• EXERCISE DESCRIPTION
List the lines of this listing that hold the word "Adobe".
-.-.-
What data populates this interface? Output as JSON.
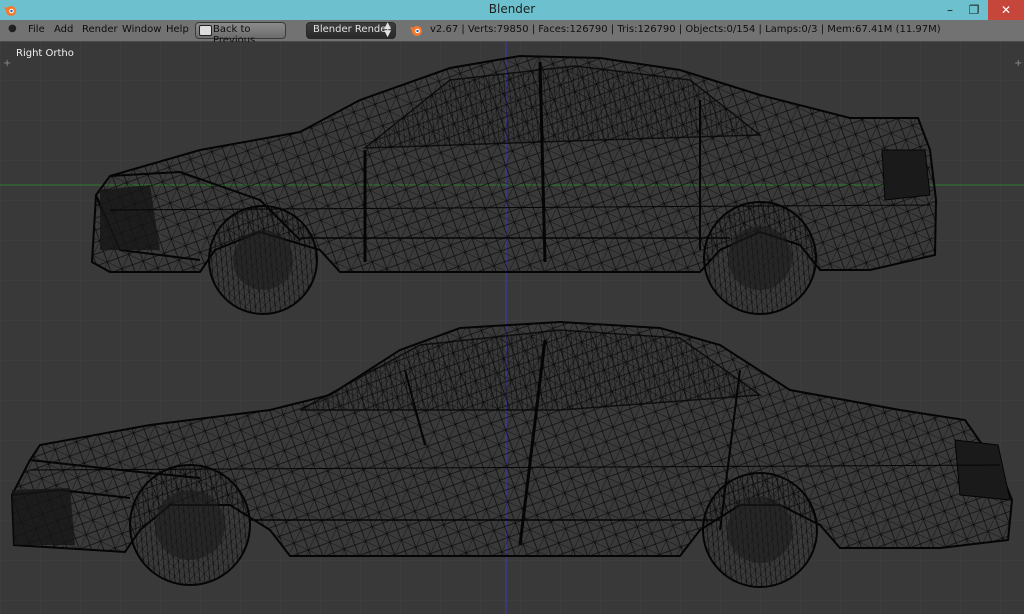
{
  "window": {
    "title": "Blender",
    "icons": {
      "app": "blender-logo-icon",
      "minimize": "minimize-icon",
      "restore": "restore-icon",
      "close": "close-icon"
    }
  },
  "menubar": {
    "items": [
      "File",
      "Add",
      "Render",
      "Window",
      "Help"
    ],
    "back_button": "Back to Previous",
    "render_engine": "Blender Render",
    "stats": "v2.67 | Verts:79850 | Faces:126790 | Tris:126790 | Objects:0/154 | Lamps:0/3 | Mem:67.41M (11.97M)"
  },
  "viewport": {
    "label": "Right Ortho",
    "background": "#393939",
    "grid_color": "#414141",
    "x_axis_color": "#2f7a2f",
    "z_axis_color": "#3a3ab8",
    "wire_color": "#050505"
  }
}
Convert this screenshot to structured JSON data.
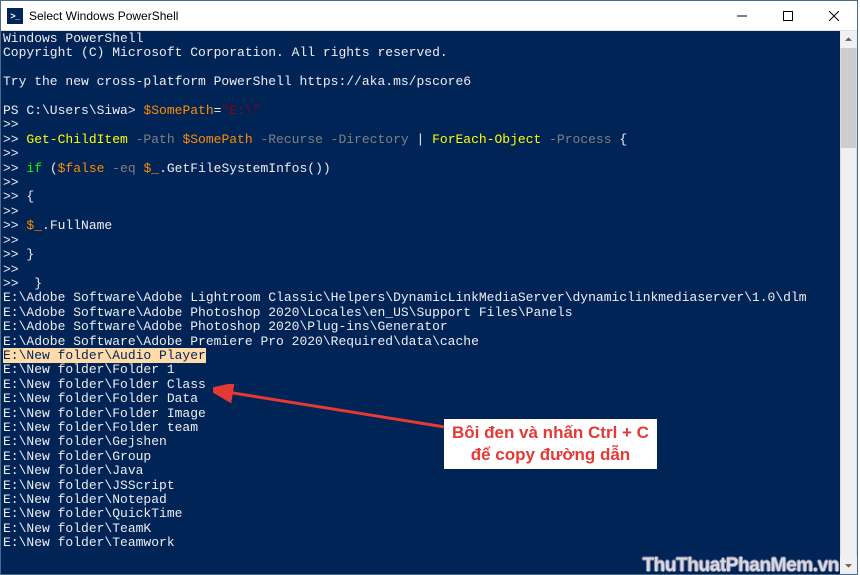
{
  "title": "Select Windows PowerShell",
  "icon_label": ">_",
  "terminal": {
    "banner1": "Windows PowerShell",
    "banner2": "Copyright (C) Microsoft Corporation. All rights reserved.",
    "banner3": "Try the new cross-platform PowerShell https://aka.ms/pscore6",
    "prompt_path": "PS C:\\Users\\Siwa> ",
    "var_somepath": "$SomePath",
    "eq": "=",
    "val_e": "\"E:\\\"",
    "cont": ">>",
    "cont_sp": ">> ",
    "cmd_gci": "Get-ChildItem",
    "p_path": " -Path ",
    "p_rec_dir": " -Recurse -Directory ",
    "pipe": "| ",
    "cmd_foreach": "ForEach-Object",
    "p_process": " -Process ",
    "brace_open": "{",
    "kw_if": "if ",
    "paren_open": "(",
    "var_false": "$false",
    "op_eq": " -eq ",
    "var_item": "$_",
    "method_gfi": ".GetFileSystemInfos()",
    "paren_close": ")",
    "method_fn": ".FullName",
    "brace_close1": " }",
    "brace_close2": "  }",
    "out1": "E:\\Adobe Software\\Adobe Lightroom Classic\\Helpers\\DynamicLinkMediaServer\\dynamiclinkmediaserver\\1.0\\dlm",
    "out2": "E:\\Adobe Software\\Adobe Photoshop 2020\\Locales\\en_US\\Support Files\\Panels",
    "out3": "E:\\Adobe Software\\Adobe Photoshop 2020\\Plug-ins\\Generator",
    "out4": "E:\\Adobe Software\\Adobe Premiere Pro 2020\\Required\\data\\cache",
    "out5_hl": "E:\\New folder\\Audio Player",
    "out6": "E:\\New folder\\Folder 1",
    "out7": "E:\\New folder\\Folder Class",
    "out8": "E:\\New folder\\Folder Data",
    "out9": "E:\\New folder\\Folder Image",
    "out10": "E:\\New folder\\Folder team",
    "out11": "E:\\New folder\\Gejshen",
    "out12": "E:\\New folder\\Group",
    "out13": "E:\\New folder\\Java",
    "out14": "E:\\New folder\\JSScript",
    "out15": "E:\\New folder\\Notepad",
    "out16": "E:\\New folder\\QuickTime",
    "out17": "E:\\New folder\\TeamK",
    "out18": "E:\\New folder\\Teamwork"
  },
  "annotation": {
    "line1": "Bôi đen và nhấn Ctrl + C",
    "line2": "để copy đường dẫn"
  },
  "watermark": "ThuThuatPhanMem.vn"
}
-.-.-
• WRITTEN REPLY
    "out1": "E:\\Adobe Software\\Adobe Lightroom Classic\\Helpers\\DynamicLinkMediaServer\\dynamiclinkmediaserver\\1.0\\dlm",
    "out2": "E:\\Adobe Software\\Adobe Photoshop 2020\\Locales\\en_US\\Support Files\\Panels",
    "out3": "E:\\Adobe Software\\Adobe Photoshop 2020\\Plug-ins\\Generator",
    "out4": "E:\\Adobe Software\\Adobe Premiere Pro 2020\\Required\\data\\cache",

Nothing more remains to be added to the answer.